Work instruction: Print out each record, keeping it identical to the original.

The data:
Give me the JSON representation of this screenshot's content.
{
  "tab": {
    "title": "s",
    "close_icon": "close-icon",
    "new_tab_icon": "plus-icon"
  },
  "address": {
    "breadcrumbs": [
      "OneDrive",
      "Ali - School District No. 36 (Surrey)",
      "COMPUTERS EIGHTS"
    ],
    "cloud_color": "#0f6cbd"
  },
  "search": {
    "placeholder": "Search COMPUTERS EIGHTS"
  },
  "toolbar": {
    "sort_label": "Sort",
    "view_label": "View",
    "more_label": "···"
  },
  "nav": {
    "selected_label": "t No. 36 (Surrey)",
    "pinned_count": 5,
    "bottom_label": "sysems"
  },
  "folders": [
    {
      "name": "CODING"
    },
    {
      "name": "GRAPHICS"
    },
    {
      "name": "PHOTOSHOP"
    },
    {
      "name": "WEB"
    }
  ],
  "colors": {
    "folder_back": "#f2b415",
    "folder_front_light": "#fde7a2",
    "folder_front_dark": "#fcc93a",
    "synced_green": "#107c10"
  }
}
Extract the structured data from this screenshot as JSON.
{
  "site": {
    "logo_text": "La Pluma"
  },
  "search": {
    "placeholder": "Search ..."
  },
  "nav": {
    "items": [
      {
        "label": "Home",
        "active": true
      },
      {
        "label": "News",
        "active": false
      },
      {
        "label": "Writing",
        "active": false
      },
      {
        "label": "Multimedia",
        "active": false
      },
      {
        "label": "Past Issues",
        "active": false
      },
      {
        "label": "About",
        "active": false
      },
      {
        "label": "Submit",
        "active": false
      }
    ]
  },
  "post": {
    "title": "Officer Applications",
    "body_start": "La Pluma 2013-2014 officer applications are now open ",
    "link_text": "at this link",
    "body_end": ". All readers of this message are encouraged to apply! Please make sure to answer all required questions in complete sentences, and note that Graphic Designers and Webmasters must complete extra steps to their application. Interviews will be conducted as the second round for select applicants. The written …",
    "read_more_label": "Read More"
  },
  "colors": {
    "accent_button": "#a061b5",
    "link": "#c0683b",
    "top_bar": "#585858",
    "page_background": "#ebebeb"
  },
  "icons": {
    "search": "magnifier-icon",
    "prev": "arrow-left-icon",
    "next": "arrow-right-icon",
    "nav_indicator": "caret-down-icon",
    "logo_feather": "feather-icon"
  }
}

Result of the exercise:
Give me the JSON representation of this screenshot's content.
{
  "tab": {
    "title": "s",
    "close_icon": "close-icon",
    "new_tab_icon": "plus-icon"
  },
  "address": {
    "breadcrumbs": [
      "OneDrive",
      "Ali - School District No. 36 (Surrey)",
      "COMPUTERS EIGHTS"
    ],
    "cloud_color": "#0f6cbd"
  },
  "search": {
    "placeholder": "Search COMPUTERS EIGHTS"
  },
  "toolbar": {
    "sort_label": "Sort",
    "view_label": "View",
    "more_label": "···"
  },
  "nav": {
    "selected_label": "t No. 36 (Surrey)",
    "pinned_count": 5,
    "bottom_label": "sysems"
  },
  "folders": [
    {
      "name": "CODING"
    },
    {
      "name": "GRAPHICS"
    },
    {
      "name": "PHOTOSHOP"
    },
    {
      "name": "WEB"
    }
  ],
  "colors": {
    "folder_back": "#f2b415",
    "folder_front_light": "#fde7a2",
    "folder_front_dark": "#fcc93a",
    "synced_green": "#107c10"
  }
}
Extract the structured data from this screenshot as JSON.
{
  "site": {
    "logo_text": "La Pluma"
  },
  "search": {
    "placeholder": "Search ..."
  },
  "nav": {
    "items": [
      {
        "label": "Home",
        "active": true
      },
      {
        "label": "News",
        "active": false
      },
      {
        "label": "Writing",
        "active": false
      },
      {
        "label": "Multimedia",
        "active": false
      },
      {
        "label": "Past Issues",
        "active": false
      },
      {
        "label": "About",
        "active": false
      },
      {
        "label": "Submit",
        "active": false
      }
    ]
  },
  "post": {
    "title": "Officer Applications",
    "body_start": "La Pluma 2013-2014 officer applications are now open ",
    "link_text": "at this link",
    "body_end": ". All readers of this message are encouraged to apply! Please make sure to answer all required questions in complete sentences, and note that Graphic Designers and Webmasters must complete extra steps to their application. Interviews will be conducted as the second round for select applicants. The written …",
    "read_more_label": "Read More"
  },
  "colors": {
    "accent_button": "#a061b5",
    "link": "#c0683b",
    "top_bar": "#585858",
    "page_background": "#ebebeb"
  },
  "icons": {
    "search": "magnifier-icon",
    "prev": "arrow-left-icon",
    "next": "arrow-right-icon",
    "nav_indicator": "caret-down-icon",
    "logo_feather": "feather-icon"
  }
}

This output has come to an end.